Finally, the battle came to a head in the inworld. Koji couldn’t keep up with April’s constant changing rules and was also, as an age-slider, about 12 years old that day. April, as a completely reasonable reaction, (in her head, I guess) she punched Koji in the face at a party.

She’d raised a fuss, perhaps hoping that the crowded room of people would turn on Koji as they had before.

Vex wasn’t having it. When the usually silent and stoic Vex went off, everyone got quiet and turned to watch. You could almost hear a record scratch.

“You know what? No. No. I have heard you say, [April], that you’re only doing this to further your art career. I have been a woman in this wretched, sexist world for nearly ten thousand years and never once have I joined the winning side just because it was easier. Your pretentious little rebellions are nothing more than empty arrogance when you’re bullying others for something you don’t even believe in. Sometimes you say you’re forced to, other times you say this is respect to an identity of yours. But you can’t keep it consistent, can you? Because then you couldn’t punish anyone for getting it wrong!”

The reaction to this was something that never happened before, and never happened again. People had agreed with this call-out on April. The crowd hadn’t… turned against her, precisely, but were adding their testimonies that weren’t precisely in her favour.

“Yeah, actually, you told me something different than you’d told someone else.’

I have a friend that’s trans and all this seems… exploitative?’

I remember that April was in rare form. That is– in lieu of an argument. I think Prosper, Koji’s father, had poisoned her in punishment for striking his son. So, she might have apologised like once, and then passed out and basically started dying for an hour. I remember JaK confronting me as I was having a glass of wine about the whole situation. “Aren’t you supposed to go and see if she’s alright?”

She always passes out and starts dying when she’s called out, I thought, remembering our arguments through text. Sometimes, she would ‘pass out’ and I’d tell her that I’d call 911 if she didn’t respond in ten minutes. She generally answered back in nine. She’ll be fine. “She’s not my responsibility. Also, I’m not for her punching your husband.”

As JaK huffed away, I felt actually giddy with this rare victory of mine. I assumed hellfire to rain down on me within a day, but it didn’t. We had possible a couple short months of peace.

You know, looking back, this may have been April’s very clumsy attempt to explore gender with a partner that had become increasingly dismissive. At the last email she’d ever sent me, she was referring herself as a girl. And hell, I apparently have… an arrogant way about me that I don’t intend. People don’t only want to prove me wrong or win the argument, they want to crush me.

I’m every bit as repentant as the next bloke who’d made a mistake, but there’s something about me that makes people want to wreak vengeance down upon me as if trying to assure I may never have a speculation of my own again again.
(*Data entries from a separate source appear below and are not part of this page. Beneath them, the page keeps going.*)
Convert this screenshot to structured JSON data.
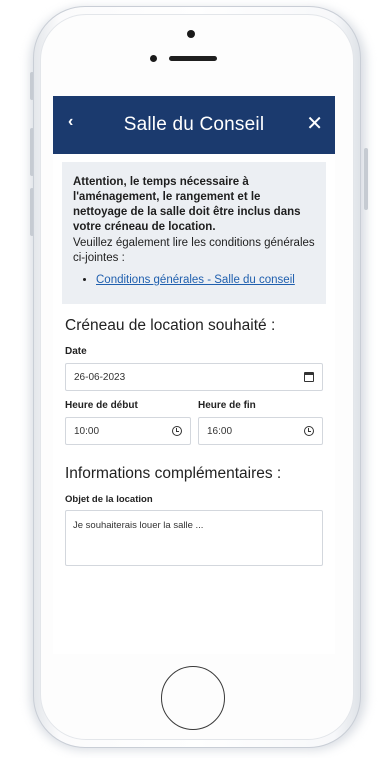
{
  "header": {
    "back_icon": "‹",
    "title": "Salle du Conseil",
    "close_icon": "✕",
    "background_color": "#1b3a6e"
  },
  "notice": {
    "bold_text": "Attention, le temps nécessaire à l'aménagement, le rangement et le nettoyage de la salle doit être inclus dans votre créneau de location.",
    "text": "Veuillez également lire les conditions générales ci-jointes :",
    "link": "Conditions générales - Salle du conseil",
    "link_color": "#1f5fae"
  },
  "booking": {
    "section_title": "Créneau de location souhaité :",
    "date_label": "Date",
    "date_value": "26-06-2023",
    "start_label": "Heure de début",
    "start_value": "10:00",
    "end_label": "Heure de fin",
    "end_value": "16:00"
  },
  "extra": {
    "section_title": "Informations complémentaires :",
    "purpose_label": "Objet de la location",
    "purpose_value": "Je souhaiterais louer la salle ..."
  },
  "icons": {
    "calendar": "calendar-icon",
    "clock": "clock-icon"
  }
}
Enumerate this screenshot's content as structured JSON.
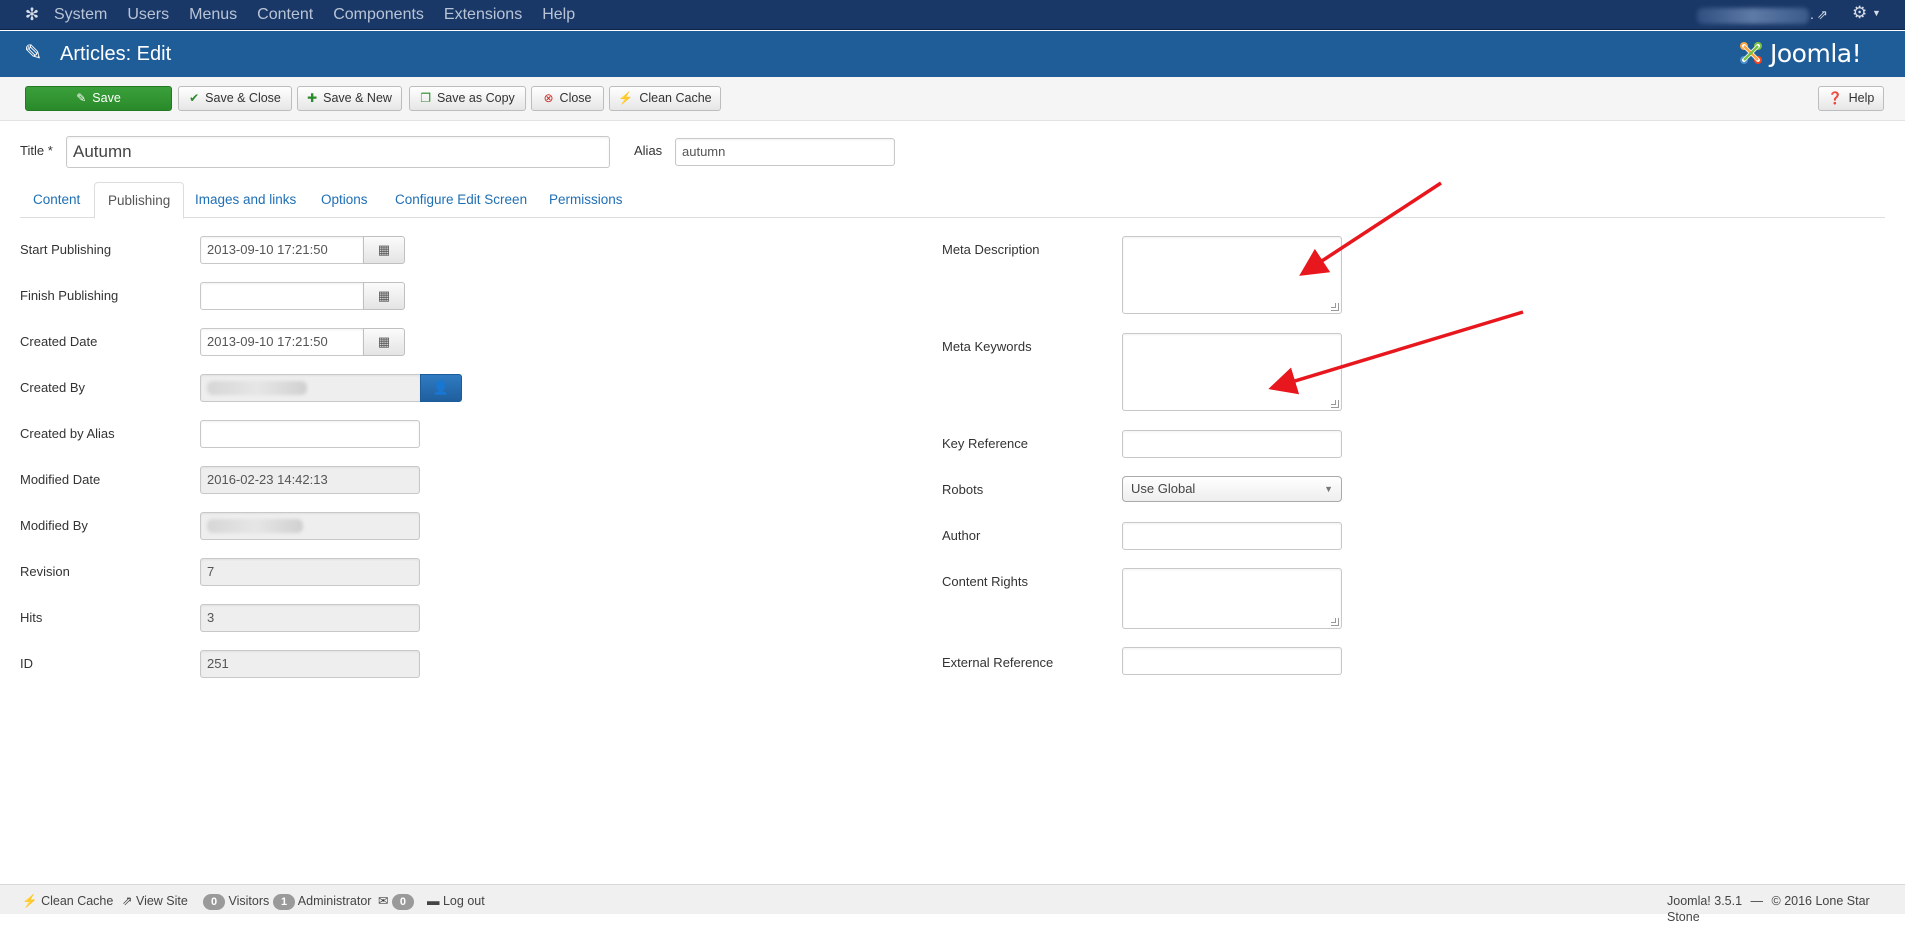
{
  "topnav": {
    "menu": [
      "System",
      "Users",
      "Menus",
      "Content",
      "Components",
      "Extensions",
      "Help"
    ]
  },
  "header": {
    "title": "Articles: Edit",
    "brand": "Joomla!"
  },
  "toolbar": {
    "save": "Save",
    "save_close": "Save & Close",
    "save_new": "Save & New",
    "save_copy": "Save as Copy",
    "close": "Close",
    "clean_cache": "Clean Cache",
    "help": "Help"
  },
  "form": {
    "title_label": "Title *",
    "title_value": "Autumn",
    "alias_label": "Alias",
    "alias_value": "autumn"
  },
  "tabs": [
    "Content",
    "Publishing",
    "Images and links",
    "Options",
    "Configure Edit Screen",
    "Permissions"
  ],
  "publishing": {
    "start_publishing": {
      "label": "Start Publishing",
      "value": "2013-09-10 17:21:50"
    },
    "finish_publishing": {
      "label": "Finish Publishing",
      "value": ""
    },
    "created_date": {
      "label": "Created Date",
      "value": "2013-09-10 17:21:50"
    },
    "created_by": {
      "label": "Created By"
    },
    "created_by_alias": {
      "label": "Created by Alias",
      "value": ""
    },
    "modified_date": {
      "label": "Modified Date",
      "value": "2016-02-23 14:42:13"
    },
    "modified_by": {
      "label": "Modified By"
    },
    "revision": {
      "label": "Revision",
      "value": "7"
    },
    "hits": {
      "label": "Hits",
      "value": "3"
    },
    "id": {
      "label": "ID",
      "value": "251"
    }
  },
  "metadata": {
    "meta_description": {
      "label": "Meta Description"
    },
    "meta_keywords": {
      "label": "Meta Keywords"
    },
    "key_reference": {
      "label": "Key Reference"
    },
    "robots": {
      "label": "Robots",
      "value": "Use Global"
    },
    "author": {
      "label": "Author"
    },
    "content_rights": {
      "label": "Content Rights"
    },
    "external_reference": {
      "label": "External Reference"
    }
  },
  "footer": {
    "clean_cache": "Clean Cache",
    "view_site": "View Site",
    "visitors_count": "0",
    "visitors": "Visitors",
    "admin_count": "1",
    "administrator": "Administrator",
    "messages_count": "0",
    "logout": "Log out",
    "version": "Joomla! 3.5.1",
    "dash": "—",
    "copyright": "© 2016 Lone Star Stone"
  },
  "colors": {
    "topnav": "#1a3867",
    "header": "#1f5d99",
    "save_green": "#2f952f",
    "link_blue": "#1f6fb5",
    "arrow_red": "#e8171d"
  }
}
Is it because I do not cry? Is it because my responses seem dry and pretentious?

Because make no mistake, when I anger or hurt someone, my usual response is this:

The Office Relevance | The Photographist

But even so, it was one battle that seemed won. I didn’t know then what it would cost me.